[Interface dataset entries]
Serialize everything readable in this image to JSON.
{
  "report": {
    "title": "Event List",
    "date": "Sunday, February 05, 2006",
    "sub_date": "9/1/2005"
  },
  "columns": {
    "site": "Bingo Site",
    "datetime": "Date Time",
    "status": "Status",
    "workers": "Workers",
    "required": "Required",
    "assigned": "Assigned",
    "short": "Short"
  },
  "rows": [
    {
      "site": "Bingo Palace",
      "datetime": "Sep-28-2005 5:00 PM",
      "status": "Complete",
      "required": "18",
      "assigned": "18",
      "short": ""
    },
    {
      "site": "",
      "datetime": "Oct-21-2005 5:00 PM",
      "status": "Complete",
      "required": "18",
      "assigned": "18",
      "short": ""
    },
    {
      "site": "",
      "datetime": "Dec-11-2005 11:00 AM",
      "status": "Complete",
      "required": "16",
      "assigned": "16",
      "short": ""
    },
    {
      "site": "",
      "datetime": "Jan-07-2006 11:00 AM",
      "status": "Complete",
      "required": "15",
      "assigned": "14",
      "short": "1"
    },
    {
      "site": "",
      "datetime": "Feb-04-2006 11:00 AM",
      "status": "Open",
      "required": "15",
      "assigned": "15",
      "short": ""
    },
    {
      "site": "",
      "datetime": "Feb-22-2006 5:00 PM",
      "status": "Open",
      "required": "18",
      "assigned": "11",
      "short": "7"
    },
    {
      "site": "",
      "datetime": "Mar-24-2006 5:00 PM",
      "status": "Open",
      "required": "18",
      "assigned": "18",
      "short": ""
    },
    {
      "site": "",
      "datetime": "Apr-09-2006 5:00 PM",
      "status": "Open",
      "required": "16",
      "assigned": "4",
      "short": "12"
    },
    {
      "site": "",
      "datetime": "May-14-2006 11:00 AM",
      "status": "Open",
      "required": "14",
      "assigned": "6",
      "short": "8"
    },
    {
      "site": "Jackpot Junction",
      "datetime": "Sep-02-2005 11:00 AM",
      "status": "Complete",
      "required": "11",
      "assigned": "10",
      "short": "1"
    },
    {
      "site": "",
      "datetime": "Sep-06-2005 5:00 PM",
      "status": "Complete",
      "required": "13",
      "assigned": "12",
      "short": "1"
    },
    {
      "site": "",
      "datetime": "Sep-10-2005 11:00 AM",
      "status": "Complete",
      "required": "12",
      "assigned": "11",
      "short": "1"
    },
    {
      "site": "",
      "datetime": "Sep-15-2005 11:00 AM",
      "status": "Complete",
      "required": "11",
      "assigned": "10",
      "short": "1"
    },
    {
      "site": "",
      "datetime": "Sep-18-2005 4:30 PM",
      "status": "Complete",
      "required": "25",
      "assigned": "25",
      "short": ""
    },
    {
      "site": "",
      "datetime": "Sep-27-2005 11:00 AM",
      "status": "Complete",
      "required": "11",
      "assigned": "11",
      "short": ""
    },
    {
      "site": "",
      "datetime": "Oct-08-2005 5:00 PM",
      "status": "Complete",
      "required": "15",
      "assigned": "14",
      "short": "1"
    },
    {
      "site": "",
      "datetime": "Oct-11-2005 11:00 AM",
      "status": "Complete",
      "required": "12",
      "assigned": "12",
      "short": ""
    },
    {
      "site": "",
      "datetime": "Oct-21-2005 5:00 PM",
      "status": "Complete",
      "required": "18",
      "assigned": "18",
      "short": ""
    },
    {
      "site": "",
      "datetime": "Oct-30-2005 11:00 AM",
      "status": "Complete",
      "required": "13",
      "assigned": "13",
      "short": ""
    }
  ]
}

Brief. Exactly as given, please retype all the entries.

Task answer.
Serialize everything readable in this image to JSON.
{
  "report": {
    "title": "Event List",
    "date": "Sunday, February 05, 2006",
    "sub_date": "9/1/2005"
  },
  "columns": {
    "site": "Bingo Site",
    "datetime": "Date Time",
    "status": "Status",
    "workers": "Workers",
    "required": "Required",
    "assigned": "Assigned",
    "short": "Short"
  },
  "rows": [
    {
      "site": "Bingo Palace",
      "datetime": "Sep-28-2005 5:00 PM",
      "status": "Complete",
      "required": "18",
      "assigned": "18",
      "short": ""
    },
    {
      "site": "",
      "datetime": "Oct-21-2005 5:00 PM",
      "status": "Complete",
      "required": "18",
      "assigned": "18",
      "short": ""
    },
    {
      "site": "",
      "datetime": "Dec-11-2005 11:00 AM",
      "status": "Complete",
      "required": "16",
      "assigned": "16",
      "short": ""
    },
    {
      "site": "",
      "datetime": "Jan-07-2006 11:00 AM",
      "status": "Complete",
      "required": "15",
      "assigned": "14",
      "short": "1"
    },
    {
      "site": "",
      "datetime": "Feb-04-2006 11:00 AM",
      "status": "Open",
      "required": "15",
      "assigned": "15",
      "short": ""
    },
    {
      "site": "",
      "datetime": "Feb-22-2006 5:00 PM",
      "status": "Open",
      "required": "18",
      "assigned": "11",
      "short": "7"
    },
    {
      "site": "",
      "datetime": "Mar-24-2006 5:00 PM",
      "status": "Open",
      "required": "18",
      "assigned": "18",
      "short": ""
    },
    {
      "site": "",
      "datetime": "Apr-09-2006 5:00 PM",
      "status": "Open",
      "required": "16",
      "assigned": "4",
      "short": "12"
    },
    {
      "site": "",
      "datetime": "May-14-2006 11:00 AM",
      "status": "Open",
      "required": "14",
      "assigned": "6",
      "short": "8"
    },
    {
      "site": "Jackpot Junction",
      "datetime": "Sep-02-2005 11:00 AM",
      "status": "Complete",
      "required": "11",
      "assigned": "10",
      "short": "1"
    },
    {
      "site": "",
      "datetime": "Sep-06-2005 5:00 PM",
      "status": "Complete",
      "required": "13",
      "assigned": "12",
      "short": "1"
    },
    {
      "site": "",
      "datetime": "Sep-10-2005 11:00 AM",
      "status": "Complete",
      "required": "12",
      "assigned": "11",
      "short": "1"
    },
    {
      "site": "",
      "datetime": "Sep-15-2005 11:00 AM",
      "status": "Complete",
      "required": "11",
      "assigned": "10",
      "short": "1"
    },
    {
      "site": "",
      "datetime": "Sep-18-2005 4:30 PM",
      "status": "Complete",
      "required": "25",
      "assigned": "25",
      "short": ""
    },
    {
      "site": "",
      "datetime": "Sep-27-2005 11:00 AM",
      "status": "Complete",
      "required": "11",
      "assigned": "11",
      "short": ""
    },
    {
      "site": "",
      "datetime": "Oct-08-2005 5:00 PM",
      "status": "Complete",
      "required": "15",
      "assigned": "14",
      "short": "1"
    },
    {
      "site": "",
      "datetime": "Oct-11-2005 11:00 AM",
      "status": "Complete",
      "required": "12",
      "assigned": "12",
      "short": ""
    },
    {
      "site": "",
      "datetime": "Oct-21-2005 5:00 PM",
      "status": "Complete",
      "required": "18",
      "assigned": "18",
      "short": ""
    },
    {
      "site": "",
      "datetime": "Oct-30-2005 11:00 AM",
      "status": "Complete",
      "required": "13",
      "assigned": "13",
      "short": ""
    }
  ]
}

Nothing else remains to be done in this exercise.